In summer planning, I like to keep things more in "routine" than in "schedule" mode when I can. I plan more of an order to the day with a general idea of when we should be starting things than planning exact times.
This has been more true as my children have aged. When I had a nursing baby, things were much more structured. I had to feed baby at certain times. But you can make the time between feedings more flexible.
So you can say, "Between breakfast and lunch each day, I want us to get chores done, get ready for the day, have outside play time, and have learning time." One day, we might spend more time outside and less time on learning time, while another day might be a lot more time on the learning time. Have anchor points in the days (meals make great anchor points), but don't worry about planning exact time slots for everything else.
3-Plan in Spontaneity
I know. It sounds like that can't work. But it can! Plan days or events that you spring on your kids for fun surprises. Those can be days you throw the normal routine out the window and go for the surprise. Maybe you will have a day at the splash pad or local pool.
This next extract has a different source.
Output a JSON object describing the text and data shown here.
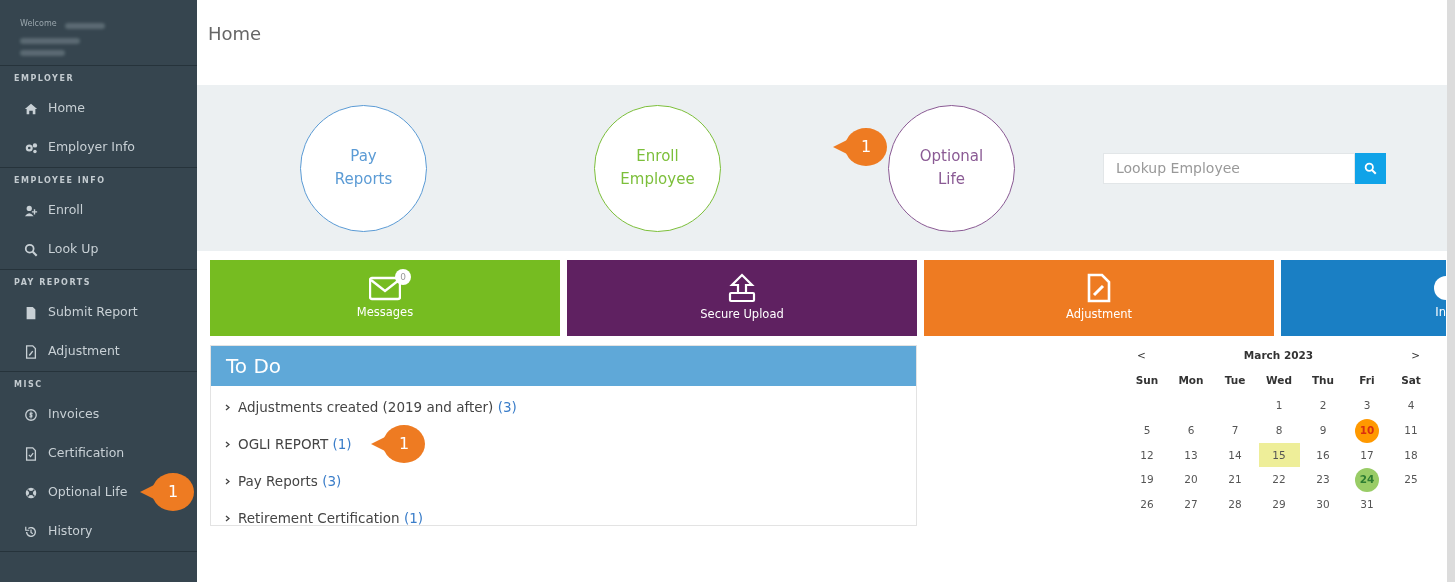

If you have young ones who still depend on naps, do half days or just a couple of hours instead of full days. These days or events will help break up the monotony and throw some excitement into the weeks.
4-Keep a Master List of Fun and Relaxing Activities
This could be considered a bucket list. What are the things you want to get done this summer? Where would you like to go, what would you like to do, what would you like to see? Make the list and refer to it every so often to get ideas for fun and relaxing things to do.
5-Have Some One-on-One Dates
I am big on parent/child dates. If you have a baby at home, it can be harder to get out of the house as much, which can leave summer feeling rigid and no fun. If you have one-on-one dates, one parent can take an older child out to do something fun while the other stays back with the baby to keep baby on the routine she needs.
On that note, keep in mind that children do not need as grand of activities as we think they do to enjoy something. A backyard water party can be fun and spontaneous to a child. Storytime in the shade of your tree can be a fun, relaxing mix-up to your regular old couch.
You can have the best of both worlds this summer. You can have time for relaxing, lazy days or days of major fun while still having a routine as part of your day to day living. It is simple to do, with a little planning ;) .
- When Summer "Break" Is Hardly a Break At All- How to Get By
- My Summer Commitment To Contentment
- Turn your routine inside out: Updating for summer
- Summer: Balancing Fun and Structure